And speaking of money, the resource management that has so far been a staple was toned down significantly. The only resources the player can gather are money, ammo, and lockpicks, which co-protagonist Elizabeth can use to pick various locks across the city. Players no longer store health and salt kits. Instead they are consumed upon collection, and cannot be picked up when their respective gauges are full. Money is used to buy supplies like health, salt, and ammo, along with upgrades to both weapons and Vigors. Booker will never have enough money to pay for every single upgrade, so the choice comes back, slightly, in the form of which upgrades will players take. As for lockpicks, players will find more than enough lockpicks to pick every single lock in the game with 20-25 left over. It would have been interesting to be forced into choosing if and when to unlock containers, but sadly the game does not do that. When combined with the new addition of regenerating shields, this means that there is little to no incentive to scour the field for items beyond purchasing upgrades.
And this leads well into the biggest issue people have with the game, the anticipatory nature of the combat of previous games has been replaced with combat that is more reactionary. Instead of silently exploring, taking the time and prepare and plan their approach, players will often find themselves running into combat zones full of enemies ready and willing to shoot DeWitt on sight. The aforementioned regenerating shields, like those in Halo or Borderlands, are a huge change to reflect this new paradigm. The other one is the co-protagonist Elizabeth, who will regularly toss Booker items during combat such as health, salts, ammo, and money. This combines to form a much more aggressive game than ever before. The absence of resource management and tough choice, together with the generally more aggressive style of play transformed this latest entry, for better or worse, into more of a shooter than the franchise has ever been before.

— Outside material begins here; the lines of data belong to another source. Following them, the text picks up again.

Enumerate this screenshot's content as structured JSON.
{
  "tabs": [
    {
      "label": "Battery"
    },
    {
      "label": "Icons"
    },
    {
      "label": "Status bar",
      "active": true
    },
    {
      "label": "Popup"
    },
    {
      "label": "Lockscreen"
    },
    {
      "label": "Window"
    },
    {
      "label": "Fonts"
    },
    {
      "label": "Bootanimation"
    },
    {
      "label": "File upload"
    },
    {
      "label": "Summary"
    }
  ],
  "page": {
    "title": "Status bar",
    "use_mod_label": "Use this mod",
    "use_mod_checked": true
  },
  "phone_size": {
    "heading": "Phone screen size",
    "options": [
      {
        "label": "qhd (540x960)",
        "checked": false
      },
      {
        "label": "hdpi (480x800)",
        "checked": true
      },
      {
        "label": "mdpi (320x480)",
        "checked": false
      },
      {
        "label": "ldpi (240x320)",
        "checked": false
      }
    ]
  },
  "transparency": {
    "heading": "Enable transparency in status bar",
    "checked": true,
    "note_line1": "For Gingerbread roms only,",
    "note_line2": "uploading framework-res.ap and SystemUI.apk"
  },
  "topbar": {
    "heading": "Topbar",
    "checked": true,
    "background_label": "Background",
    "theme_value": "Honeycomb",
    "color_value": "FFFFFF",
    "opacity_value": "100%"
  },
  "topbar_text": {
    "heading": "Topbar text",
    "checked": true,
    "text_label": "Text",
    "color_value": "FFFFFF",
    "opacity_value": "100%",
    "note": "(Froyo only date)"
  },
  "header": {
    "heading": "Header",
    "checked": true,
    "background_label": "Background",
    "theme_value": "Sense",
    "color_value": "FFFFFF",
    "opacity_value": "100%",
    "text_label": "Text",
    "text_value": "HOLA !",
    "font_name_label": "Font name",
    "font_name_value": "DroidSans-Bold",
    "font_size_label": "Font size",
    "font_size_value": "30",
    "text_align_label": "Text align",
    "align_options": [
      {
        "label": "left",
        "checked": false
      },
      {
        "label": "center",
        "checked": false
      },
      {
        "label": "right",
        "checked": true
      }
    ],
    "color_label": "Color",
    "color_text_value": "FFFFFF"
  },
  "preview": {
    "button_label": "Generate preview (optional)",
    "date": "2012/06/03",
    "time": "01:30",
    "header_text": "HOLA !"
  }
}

And so ends my analysis of the “Shock Series”. The purpose of this article was merely to outline the way it has changed over the course of its lifetime. I have no desire to persuade you into thinking that any one of these games is better than the others. Although I personally like the original Bioshock the most, (System Shock 2 felt too convoluted and Infinite was far too simple) there are clear merits to all of the games that Ken Levine has led development on. I leave the final decision as to which one is best up to all of you. I have given you all my analysis on it, and doubtless you have your own. Feel free to tell me what you think of the series and the way its changed over time. I look forward to further discussions on it because, if anything, these games are great for starting a good conversation. Take care guys, it is good to be back! :)